Girls and women are often the targets for sexual violence in armed conflict when rape and other forms of sexual abuse and assault are used as deliberate strategies of war. According to UN Action against Sexual Violence in Conflict, the vast majority of casualties in today’s wars are among civilians, mostly women and children. Sexual violence in conflict situations is as much a terrifying crime as a brutal one, wherever it takes place; it has direct and indirect effects on human lives, leaving deep, indelible scars on the victims as well as society itself. Sexual violence permeates the everyday lives of women in conflict. It is inherently humiliating. It is a quintessential violation of individual autonomy that removes an individual’s control over their body. The humiliation are particularly deep-seated.

Despite the fact that it is so widespread, sexual violence has been vastly under reported and the victims have suffered in silence. Because of the shame and the stigma involved, many victims have chosen to remain mum and the atrocities meted out on them are cloaked in silence. The few that are brave enough to come forward are branded as liars. There are cases of women in various countries, who have been forced to marry their abusers (including soldiers) to save them and their families from shame. Women survivors are ostracized from their families and communities, making them more isolated and vulnerable to further abuse. Yet of extreme concern, the perpetrators remain at large. 

There are many reasons for sexual violence in conflict. Rape committed during conflict is often intended to terrorize civilians and subdue communities. For humiliation. Sometimes it’s used to glean information about rival groups to retaliate or exert power. It can also be used as a perk for soldiers to motivate them and as an inducement to courage on the battlefield. It erodes the fabric of a community in a way that few weapons can. As they say, rape is an incredibly effective- and cheaper weapon. Cheaper than bullets, and more destructive in many cases. Rape, and the threat to use it against women is one of the most potent and systematic tools employed to terrify civilians.

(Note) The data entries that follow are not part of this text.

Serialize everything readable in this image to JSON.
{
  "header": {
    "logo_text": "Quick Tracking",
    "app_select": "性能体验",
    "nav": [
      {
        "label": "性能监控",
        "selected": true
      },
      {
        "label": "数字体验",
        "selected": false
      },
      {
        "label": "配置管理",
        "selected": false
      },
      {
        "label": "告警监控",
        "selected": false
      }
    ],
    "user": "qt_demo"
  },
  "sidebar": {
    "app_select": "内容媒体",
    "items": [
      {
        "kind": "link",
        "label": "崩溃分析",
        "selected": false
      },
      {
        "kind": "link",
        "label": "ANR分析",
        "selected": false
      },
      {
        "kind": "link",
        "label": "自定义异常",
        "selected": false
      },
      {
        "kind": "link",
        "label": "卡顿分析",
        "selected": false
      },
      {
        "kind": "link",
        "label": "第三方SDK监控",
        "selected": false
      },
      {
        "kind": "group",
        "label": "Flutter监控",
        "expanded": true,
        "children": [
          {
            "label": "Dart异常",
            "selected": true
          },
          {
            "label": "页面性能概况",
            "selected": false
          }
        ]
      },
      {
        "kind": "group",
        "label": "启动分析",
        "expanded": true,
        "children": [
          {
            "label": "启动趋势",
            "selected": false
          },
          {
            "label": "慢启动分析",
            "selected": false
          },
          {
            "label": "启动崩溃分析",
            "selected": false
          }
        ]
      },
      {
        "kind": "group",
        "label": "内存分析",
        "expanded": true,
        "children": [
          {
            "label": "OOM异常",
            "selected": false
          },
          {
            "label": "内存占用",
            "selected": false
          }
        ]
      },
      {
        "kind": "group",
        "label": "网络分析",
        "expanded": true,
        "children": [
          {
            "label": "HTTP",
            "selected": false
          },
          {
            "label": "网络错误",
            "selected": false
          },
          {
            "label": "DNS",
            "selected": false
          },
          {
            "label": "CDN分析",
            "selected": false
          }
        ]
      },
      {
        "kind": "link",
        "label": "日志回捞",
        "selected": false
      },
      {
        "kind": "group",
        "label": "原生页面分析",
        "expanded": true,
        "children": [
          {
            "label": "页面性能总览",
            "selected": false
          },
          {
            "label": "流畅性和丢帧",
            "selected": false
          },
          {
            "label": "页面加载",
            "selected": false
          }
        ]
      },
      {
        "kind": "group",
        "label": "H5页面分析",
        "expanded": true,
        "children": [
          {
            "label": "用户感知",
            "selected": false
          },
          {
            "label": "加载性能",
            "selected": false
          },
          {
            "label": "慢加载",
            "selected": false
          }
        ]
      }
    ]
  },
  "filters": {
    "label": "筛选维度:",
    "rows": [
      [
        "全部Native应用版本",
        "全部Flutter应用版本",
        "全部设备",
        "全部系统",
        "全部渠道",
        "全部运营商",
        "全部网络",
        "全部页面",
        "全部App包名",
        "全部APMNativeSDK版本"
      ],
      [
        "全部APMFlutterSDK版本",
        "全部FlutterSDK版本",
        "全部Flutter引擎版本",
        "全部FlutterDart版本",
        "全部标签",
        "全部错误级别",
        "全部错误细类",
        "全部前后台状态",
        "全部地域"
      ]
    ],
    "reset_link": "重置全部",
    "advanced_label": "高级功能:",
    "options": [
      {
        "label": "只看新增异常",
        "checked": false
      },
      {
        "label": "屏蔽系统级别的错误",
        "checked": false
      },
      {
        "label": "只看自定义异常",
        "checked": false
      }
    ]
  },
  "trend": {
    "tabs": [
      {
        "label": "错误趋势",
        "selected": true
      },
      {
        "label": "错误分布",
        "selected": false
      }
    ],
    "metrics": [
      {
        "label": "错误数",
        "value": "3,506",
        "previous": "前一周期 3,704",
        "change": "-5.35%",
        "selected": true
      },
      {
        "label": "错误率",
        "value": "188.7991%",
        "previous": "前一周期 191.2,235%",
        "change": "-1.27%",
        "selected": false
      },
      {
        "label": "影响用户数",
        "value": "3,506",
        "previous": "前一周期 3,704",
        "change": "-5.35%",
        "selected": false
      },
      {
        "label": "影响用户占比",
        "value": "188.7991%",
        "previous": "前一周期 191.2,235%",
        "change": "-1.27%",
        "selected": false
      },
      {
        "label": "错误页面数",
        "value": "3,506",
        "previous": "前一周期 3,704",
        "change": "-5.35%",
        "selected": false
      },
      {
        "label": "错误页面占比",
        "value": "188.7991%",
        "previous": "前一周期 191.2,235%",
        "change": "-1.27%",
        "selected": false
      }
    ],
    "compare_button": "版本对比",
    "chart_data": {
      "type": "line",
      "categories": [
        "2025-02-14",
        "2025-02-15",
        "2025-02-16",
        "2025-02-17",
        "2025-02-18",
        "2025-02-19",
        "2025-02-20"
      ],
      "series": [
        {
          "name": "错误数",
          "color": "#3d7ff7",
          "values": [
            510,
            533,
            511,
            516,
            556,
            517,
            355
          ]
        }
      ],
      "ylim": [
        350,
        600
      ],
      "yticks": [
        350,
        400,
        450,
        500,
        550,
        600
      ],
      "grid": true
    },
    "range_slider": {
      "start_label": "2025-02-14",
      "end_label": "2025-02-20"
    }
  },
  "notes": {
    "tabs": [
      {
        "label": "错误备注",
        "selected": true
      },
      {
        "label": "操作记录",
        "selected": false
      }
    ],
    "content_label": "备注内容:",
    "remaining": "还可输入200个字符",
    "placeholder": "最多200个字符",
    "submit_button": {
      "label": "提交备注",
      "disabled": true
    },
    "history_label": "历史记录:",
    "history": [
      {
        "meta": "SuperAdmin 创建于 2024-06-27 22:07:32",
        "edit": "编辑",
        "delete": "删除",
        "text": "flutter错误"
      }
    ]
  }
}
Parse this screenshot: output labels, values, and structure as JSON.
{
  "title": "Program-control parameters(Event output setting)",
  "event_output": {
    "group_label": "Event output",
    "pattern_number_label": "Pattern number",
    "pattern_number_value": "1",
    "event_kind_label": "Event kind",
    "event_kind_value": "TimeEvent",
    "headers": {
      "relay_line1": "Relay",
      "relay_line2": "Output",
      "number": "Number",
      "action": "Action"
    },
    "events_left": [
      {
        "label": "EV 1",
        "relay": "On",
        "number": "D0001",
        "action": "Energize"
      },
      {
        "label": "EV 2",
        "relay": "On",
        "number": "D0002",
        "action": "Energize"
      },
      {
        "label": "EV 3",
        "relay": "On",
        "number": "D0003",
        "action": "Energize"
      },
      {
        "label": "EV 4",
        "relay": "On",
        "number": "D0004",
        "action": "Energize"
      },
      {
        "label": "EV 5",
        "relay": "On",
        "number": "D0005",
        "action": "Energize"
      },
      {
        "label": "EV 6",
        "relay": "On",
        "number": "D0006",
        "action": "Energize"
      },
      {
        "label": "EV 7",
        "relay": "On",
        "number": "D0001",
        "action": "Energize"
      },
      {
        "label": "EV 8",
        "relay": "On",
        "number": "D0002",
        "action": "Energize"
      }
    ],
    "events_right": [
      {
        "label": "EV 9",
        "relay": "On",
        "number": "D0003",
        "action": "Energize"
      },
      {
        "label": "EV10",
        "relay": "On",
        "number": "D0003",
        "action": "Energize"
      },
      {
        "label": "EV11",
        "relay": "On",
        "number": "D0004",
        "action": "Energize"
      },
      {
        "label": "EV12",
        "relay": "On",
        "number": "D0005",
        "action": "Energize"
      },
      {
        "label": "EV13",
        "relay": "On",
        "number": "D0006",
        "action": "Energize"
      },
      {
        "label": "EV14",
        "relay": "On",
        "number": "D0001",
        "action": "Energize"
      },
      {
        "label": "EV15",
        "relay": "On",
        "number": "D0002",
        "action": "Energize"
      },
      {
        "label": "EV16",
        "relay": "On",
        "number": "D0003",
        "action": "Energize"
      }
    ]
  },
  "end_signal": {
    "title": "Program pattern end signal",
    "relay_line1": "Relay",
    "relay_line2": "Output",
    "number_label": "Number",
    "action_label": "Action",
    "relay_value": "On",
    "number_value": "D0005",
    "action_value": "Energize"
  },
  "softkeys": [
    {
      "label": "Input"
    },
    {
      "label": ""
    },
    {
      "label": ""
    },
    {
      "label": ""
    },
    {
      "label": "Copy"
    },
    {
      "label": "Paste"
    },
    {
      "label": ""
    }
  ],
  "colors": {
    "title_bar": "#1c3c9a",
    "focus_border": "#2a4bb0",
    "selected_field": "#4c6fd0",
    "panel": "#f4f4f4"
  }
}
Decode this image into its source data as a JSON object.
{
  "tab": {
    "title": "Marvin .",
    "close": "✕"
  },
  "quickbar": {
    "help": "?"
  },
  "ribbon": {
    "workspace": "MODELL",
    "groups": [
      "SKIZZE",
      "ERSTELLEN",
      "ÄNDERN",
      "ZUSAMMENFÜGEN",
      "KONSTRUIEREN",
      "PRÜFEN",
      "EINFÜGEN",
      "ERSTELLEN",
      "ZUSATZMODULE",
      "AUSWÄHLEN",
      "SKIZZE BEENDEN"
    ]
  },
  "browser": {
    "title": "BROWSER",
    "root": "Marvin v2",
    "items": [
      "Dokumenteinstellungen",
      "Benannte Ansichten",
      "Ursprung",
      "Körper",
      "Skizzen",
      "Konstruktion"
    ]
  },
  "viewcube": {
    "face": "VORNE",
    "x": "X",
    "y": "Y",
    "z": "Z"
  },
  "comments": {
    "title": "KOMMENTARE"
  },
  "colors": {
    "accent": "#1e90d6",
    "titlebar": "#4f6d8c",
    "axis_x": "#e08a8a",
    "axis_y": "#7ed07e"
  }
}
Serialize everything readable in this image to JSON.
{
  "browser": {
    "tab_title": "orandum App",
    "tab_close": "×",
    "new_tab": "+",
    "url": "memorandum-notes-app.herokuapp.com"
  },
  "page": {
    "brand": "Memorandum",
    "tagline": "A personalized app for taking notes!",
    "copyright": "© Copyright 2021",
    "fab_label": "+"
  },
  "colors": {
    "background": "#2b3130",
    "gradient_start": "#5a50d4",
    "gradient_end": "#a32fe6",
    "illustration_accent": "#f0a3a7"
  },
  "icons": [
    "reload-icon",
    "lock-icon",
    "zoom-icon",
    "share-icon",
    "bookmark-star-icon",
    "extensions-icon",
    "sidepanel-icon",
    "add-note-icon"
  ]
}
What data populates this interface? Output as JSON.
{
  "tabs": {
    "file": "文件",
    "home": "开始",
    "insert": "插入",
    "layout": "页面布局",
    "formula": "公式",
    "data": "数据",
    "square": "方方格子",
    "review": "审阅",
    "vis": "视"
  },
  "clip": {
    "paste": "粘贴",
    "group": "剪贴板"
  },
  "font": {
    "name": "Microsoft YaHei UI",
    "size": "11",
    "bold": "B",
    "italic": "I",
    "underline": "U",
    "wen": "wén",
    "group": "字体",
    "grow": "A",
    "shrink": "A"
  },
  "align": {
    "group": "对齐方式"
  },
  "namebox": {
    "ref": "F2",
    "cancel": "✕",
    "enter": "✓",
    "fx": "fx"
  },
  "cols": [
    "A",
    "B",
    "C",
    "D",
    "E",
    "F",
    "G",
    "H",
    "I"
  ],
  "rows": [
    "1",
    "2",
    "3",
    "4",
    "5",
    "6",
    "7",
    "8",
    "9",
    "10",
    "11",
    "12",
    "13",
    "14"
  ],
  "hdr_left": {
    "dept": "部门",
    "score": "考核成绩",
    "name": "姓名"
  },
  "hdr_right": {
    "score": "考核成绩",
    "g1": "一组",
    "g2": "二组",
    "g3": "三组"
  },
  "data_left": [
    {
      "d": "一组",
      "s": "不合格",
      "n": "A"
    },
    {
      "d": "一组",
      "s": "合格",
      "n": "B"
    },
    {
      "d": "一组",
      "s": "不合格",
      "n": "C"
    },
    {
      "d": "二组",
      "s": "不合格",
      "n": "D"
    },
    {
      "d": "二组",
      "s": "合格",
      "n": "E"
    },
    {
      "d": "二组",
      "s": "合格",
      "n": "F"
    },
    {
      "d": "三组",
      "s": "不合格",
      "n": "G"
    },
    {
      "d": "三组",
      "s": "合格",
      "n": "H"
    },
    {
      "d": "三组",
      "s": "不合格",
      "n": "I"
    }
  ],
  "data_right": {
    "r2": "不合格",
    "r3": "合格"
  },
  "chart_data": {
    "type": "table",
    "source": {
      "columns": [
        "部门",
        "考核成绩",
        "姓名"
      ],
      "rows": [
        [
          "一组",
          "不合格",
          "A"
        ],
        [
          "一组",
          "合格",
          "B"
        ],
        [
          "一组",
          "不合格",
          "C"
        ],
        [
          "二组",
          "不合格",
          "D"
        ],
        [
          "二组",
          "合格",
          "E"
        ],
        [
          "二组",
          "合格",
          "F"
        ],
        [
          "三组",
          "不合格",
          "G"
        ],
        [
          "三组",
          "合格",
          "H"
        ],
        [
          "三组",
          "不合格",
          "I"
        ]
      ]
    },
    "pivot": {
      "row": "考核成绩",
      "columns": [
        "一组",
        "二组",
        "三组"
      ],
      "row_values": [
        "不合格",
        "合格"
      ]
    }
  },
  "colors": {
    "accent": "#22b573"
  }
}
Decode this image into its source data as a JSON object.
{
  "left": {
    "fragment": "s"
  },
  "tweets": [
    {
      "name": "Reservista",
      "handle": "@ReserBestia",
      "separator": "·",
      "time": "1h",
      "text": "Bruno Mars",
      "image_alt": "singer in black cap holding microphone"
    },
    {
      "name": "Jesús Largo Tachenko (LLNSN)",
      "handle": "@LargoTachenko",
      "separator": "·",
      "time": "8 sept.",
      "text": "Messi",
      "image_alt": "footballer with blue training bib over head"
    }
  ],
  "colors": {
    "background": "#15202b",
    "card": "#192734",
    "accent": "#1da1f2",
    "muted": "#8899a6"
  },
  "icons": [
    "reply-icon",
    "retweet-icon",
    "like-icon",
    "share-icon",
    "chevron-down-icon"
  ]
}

Many women who become pregnant as a consequence of rape may attempt to induce abortion, often at the detriment of their own health. Women who conceive as a result of rape may not seek pre- or ante-natal care, and children they deliver are often neglected, abused, stigmatized, ostracized or even killed.

June 19, is International Day for the Elimination of Sexual Violence in Conflict. The day offers a chance to raise awareness of the need to put and end to conflict-related sexual violence, to honor the victims and survivors of sexual violence around the world and to pay tribute to all those who have courageously devoted their lives and lost their lives in standing up for the eradication of these crimes.

Let’s collectively condemn the sexual violence. We must stop stigmatizing victims and must make their rights and safety the main priority. Let’s put the blame where it belongs, on the rapist and the cultures that endorse it. Let’s not just fight it, let’s also fight the conniving mendacity that allows cruelty to reign. It is a despicable system that only thrives because people are silent about it. Education alone isn’t enough to stop sexual violence in conflicts. That requires society as a whole to condemn and the international community to act.